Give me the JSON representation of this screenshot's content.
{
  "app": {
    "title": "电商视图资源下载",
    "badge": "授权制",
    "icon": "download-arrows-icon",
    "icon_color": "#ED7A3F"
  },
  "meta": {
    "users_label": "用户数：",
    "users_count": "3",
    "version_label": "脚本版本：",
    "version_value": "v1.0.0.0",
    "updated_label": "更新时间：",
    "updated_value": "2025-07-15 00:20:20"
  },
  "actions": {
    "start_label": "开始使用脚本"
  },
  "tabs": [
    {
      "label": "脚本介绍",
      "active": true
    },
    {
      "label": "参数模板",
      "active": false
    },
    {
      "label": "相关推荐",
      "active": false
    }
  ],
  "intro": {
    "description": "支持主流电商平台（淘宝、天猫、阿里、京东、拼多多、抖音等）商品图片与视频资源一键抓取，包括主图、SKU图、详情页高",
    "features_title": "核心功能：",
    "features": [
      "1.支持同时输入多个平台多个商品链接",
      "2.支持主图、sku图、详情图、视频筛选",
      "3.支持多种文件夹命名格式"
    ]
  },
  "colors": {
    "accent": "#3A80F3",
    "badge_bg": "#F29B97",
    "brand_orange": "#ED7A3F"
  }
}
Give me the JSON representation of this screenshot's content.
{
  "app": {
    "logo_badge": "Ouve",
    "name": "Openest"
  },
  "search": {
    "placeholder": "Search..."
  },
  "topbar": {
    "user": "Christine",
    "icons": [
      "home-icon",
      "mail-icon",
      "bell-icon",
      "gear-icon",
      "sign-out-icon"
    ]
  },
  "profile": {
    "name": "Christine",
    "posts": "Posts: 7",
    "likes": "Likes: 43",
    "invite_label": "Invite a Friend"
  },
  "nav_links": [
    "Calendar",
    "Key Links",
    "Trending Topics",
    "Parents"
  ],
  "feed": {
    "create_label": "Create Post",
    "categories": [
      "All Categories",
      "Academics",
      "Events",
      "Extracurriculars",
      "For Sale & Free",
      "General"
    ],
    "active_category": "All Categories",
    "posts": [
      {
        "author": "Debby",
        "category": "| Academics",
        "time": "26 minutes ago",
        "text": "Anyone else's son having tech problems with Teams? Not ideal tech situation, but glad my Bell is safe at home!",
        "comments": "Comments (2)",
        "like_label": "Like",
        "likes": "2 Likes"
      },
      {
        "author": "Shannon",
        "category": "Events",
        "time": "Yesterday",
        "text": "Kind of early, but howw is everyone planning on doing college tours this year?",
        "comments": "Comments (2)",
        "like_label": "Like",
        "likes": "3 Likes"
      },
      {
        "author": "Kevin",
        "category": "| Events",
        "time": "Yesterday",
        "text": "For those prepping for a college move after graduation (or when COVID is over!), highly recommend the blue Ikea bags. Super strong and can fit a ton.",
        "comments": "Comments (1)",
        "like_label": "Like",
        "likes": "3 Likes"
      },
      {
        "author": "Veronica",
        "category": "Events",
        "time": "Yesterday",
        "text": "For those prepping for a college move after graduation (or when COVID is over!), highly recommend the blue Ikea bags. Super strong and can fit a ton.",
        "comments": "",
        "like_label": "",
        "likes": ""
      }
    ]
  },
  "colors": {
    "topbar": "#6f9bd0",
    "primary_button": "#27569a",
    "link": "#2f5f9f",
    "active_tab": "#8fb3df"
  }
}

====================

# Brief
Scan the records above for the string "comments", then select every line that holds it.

# The answer
        "comments": "Comments (2)",
        "comments": "Comments (2)",
        "comments": "Comments (1)",
        "comments": "",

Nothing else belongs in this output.